  6. Plans for surprises by working around them and building slack into plans whenever feasible.
  7. Models the fact project management involves honest relationship and demonstrates that relationships build on trust, common interest, loyalty and candor.  Common interest can be missing, but trust, loyalty and candor may not.  Trust and loyalty take years to develop and a second to destroy.
  8. Understands project MUST be constrained by the client approved balance among time, money and resources.  This “constraint triangle” defines the boundaries of what you can and will deliver (deliverable scope of work) in exchange for the area of the time, money and resource triangle you negotiate.
  9. Always treats everyone in a project as if your roles were reversed AND you both knew what you were doing.
  10. Understands your MOST IMPORTANT roles are clear and effective communication of the truth and maintenance of a project environment conducive to successful accomplishment of the desired result in the desired time at the desired cost.
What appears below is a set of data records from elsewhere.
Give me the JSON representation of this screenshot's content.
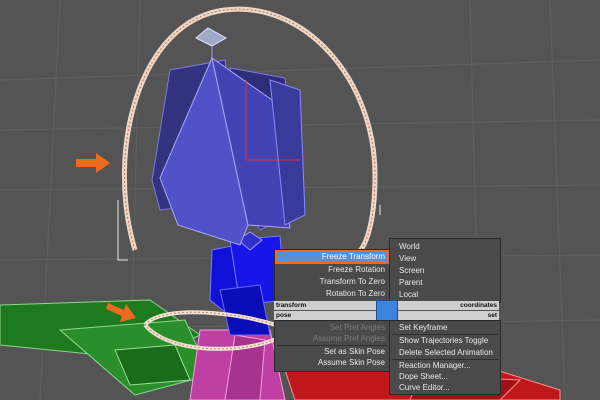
{
  "quad_menu": {
    "top_left": {
      "items": [
        {
          "label": "Freeze Transform",
          "highlighted": true
        },
        {
          "label": "Freeze Rotation"
        },
        {
          "label": "Transform To Zero"
        },
        {
          "label": "Rotation To Zero"
        }
      ],
      "title": "transform"
    },
    "top_right": {
      "items": [
        "World",
        "View",
        "Screen",
        "Parent",
        "Local"
      ],
      "title": "coordinates"
    },
    "bottom_left": {
      "title": "pose",
      "items": [
        {
          "label": "Set Pref Angles",
          "disabled": true
        },
        {
          "label": "Assume Pref Angles",
          "disabled": true
        },
        {
          "label": "Set as Skin Pose"
        },
        {
          "label": "Assume Skin Pose"
        }
      ]
    },
    "bottom_right": {
      "title": "set",
      "items": [
        "Set Keyframe",
        "Show Trajectories Toggle",
        "Delete Selected Animation",
        "Reaction Manager...",
        "Dope Sheet...",
        "Curve Editor..."
      ]
    }
  },
  "colors": {
    "viewport_bg": "#555555",
    "menu_bg": "#4a4a4a",
    "highlight": "#5a8fd6",
    "highlight_border": "#f06a1e",
    "annotation_arrow": "#f06a1e"
  }
}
  11. Begins each project developing a crystal clear vision of the desired result as it appears in the minds of the paying project stakeholders.   The more clearly you can describe the end result of a project to the project “sponsor”, the better and more cost-effective your result.
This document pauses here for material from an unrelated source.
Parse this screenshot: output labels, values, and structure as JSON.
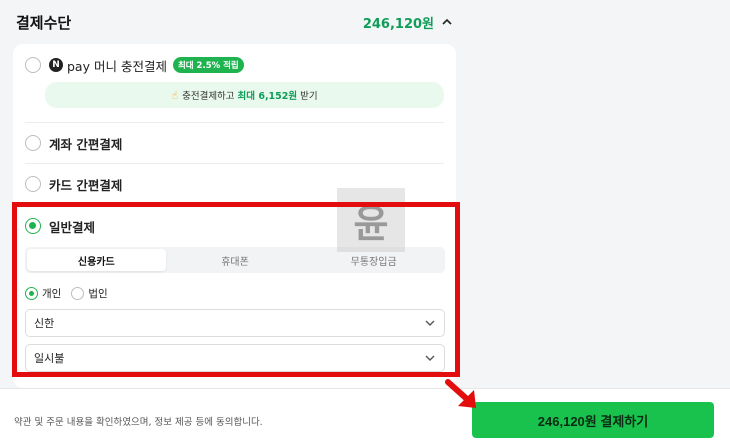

  12. Establishes clear lines of authority, channels and acceptable methods of communication, planning tools and reporting specifics.  To the extent possible, you’ll use what works best for your client.
  13. Creates and communicates boundaries that describe:
    1. what you will do
    2. what you won’t do
    3. Anything important to you or your client’s health, well-being or core values
  14. Monitors commitments and let people who know best how to carry out a task set their own due dates and work methods
  15. Manages expectations constantly.  You start as you’re negotiating a deal and you continue throughout the life of the deliverable(s).  You always want to underpromise and overdeliver and that doesn’t just happen – it requires constant observation and constant communication.  Remember:
    1. Telling someone, “I don’t think that’s possible” is MUCH better than saying, “Sure” and then failing to deliver
    2. Saying, “I don’t know, but I’ll find out” is MUCH preferable to guessing or stretching the truth
    3. Spend as much time as necessary getting clients and delivery team members to clearly understand and agree on a scope document that they all help to write and markup.
  16. Oh yeah…  And remember to have some fun.  Life’s short.  Who you work with, how and why are much more important than what you work on.